New Brunswick tombstones vary in size, shape and composition.  During the late 18th and early 19th centuries, gravestones were white or gray marble imported from New England or sandstone quarried in the Moncton area.  An italic script was used on marble and sandstone tombstones; however, Roman lettering gained prominence when granite, quarried at Hampstead, Queens County and St. George, Charlotte County following 1860, became more popular. 

Over the years, tombstone epitaphs from many cemeteries throughout New Brunswick have been transcribed and copies placed in the Search Room of the PANB.  These compilations vary in content, completeness and accuracy but all are valuable in that they can contain information on stones that may no longer exist.  Researchers should also check the inventory for

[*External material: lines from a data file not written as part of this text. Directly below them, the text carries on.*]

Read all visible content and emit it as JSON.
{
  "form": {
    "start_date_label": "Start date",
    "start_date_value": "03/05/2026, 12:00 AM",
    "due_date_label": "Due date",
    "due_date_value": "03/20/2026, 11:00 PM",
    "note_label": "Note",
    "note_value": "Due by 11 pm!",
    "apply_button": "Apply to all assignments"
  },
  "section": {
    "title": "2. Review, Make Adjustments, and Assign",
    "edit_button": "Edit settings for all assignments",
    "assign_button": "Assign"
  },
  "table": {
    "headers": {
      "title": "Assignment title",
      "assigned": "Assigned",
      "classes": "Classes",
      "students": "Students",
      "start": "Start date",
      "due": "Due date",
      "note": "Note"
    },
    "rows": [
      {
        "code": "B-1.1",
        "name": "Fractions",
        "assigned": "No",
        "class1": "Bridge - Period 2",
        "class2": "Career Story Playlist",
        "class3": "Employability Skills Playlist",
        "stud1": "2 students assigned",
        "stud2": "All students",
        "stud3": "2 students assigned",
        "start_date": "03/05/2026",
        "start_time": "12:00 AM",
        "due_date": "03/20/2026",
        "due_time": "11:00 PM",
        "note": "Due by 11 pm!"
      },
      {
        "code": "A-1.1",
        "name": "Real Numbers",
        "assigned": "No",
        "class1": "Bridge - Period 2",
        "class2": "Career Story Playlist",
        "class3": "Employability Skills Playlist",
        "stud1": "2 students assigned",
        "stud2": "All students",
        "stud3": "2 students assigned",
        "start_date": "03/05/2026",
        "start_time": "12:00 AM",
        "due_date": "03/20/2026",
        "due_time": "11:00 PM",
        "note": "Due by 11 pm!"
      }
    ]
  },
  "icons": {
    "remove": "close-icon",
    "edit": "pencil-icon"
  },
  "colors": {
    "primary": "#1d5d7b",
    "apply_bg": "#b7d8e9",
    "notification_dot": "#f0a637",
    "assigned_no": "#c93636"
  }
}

MC80 New Brunswick Publications Collection

and consult the index under the heading cemetery or under the County name in which they are interested.  Tombstone inscriptions are often published in genealogical periodicals and historical society journals.